What the task requires: In the material below, list every line carrying the string "Hiếu".

[Data for this task Boundary: Start]

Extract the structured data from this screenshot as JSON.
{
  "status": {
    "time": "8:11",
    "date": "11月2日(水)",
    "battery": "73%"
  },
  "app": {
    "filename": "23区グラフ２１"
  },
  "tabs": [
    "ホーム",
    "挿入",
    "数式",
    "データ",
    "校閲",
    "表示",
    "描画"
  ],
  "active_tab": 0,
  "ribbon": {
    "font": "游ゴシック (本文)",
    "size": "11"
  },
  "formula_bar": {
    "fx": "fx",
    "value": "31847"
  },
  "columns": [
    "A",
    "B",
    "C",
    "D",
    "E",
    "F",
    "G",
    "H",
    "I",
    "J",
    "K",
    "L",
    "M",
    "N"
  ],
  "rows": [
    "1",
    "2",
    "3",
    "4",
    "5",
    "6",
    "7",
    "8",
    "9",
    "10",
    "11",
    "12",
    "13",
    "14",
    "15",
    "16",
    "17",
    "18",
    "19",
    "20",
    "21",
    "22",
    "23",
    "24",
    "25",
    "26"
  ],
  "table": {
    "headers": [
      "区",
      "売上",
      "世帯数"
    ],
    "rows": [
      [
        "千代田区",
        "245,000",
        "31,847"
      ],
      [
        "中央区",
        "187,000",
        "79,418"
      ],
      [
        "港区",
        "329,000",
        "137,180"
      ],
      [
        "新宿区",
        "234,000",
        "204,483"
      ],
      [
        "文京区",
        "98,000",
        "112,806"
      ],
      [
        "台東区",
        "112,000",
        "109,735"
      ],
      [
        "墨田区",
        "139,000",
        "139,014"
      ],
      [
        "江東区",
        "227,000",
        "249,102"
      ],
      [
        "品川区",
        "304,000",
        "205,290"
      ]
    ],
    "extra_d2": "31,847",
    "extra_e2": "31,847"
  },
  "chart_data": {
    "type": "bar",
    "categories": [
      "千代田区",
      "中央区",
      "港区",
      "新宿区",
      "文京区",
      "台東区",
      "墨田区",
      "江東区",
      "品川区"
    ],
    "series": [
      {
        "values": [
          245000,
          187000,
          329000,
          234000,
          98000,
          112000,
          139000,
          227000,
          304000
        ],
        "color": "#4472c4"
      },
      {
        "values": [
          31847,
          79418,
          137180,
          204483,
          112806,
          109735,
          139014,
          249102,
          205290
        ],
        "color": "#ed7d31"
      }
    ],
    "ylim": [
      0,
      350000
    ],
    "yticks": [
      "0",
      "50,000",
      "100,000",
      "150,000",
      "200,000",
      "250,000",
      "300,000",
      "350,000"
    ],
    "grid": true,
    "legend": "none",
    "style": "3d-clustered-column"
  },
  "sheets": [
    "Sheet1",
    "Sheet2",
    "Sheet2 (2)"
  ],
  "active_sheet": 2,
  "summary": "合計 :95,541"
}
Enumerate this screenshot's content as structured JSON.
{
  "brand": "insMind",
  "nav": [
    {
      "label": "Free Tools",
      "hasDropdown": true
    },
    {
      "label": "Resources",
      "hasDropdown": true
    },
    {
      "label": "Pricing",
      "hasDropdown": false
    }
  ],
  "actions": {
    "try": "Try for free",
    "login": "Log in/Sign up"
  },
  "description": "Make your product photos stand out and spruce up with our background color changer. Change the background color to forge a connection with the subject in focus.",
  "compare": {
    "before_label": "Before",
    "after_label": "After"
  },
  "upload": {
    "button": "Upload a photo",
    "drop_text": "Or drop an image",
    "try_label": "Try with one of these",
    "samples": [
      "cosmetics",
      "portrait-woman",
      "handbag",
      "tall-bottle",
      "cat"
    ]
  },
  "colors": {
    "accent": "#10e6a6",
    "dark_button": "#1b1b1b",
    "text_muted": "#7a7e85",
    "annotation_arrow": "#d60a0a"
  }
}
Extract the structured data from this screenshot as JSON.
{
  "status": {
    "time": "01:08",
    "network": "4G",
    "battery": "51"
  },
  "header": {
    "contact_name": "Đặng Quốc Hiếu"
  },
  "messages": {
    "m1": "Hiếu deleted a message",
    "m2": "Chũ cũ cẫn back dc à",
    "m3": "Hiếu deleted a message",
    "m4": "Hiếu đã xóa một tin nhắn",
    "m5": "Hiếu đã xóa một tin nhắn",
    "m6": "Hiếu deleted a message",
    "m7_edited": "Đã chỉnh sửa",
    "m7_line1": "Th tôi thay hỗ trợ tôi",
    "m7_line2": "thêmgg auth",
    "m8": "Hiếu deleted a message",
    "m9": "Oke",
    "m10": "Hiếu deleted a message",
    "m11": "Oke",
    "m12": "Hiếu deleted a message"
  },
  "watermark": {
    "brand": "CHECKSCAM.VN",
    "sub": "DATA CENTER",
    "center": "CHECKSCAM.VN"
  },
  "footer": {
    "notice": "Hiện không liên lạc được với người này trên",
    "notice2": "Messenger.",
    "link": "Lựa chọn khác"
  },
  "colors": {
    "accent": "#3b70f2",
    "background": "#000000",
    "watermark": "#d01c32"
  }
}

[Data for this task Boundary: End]

Response below:
    "contact_name": "Đặng Quốc Hiếu"
    "m1": "Hiếu deleted a message",
    "m3": "Hiếu deleted a message",
    "m4": "Hiếu đã xóa một tin nhắn",
    "m5": "Hiếu đã xóa một tin nhắn",
    "m6": "Hiếu deleted a message",
    "m8": "Hiếu deleted a message",
    "m10": "Hiếu deleted a message",
    "m12": "Hiếu deleted a message"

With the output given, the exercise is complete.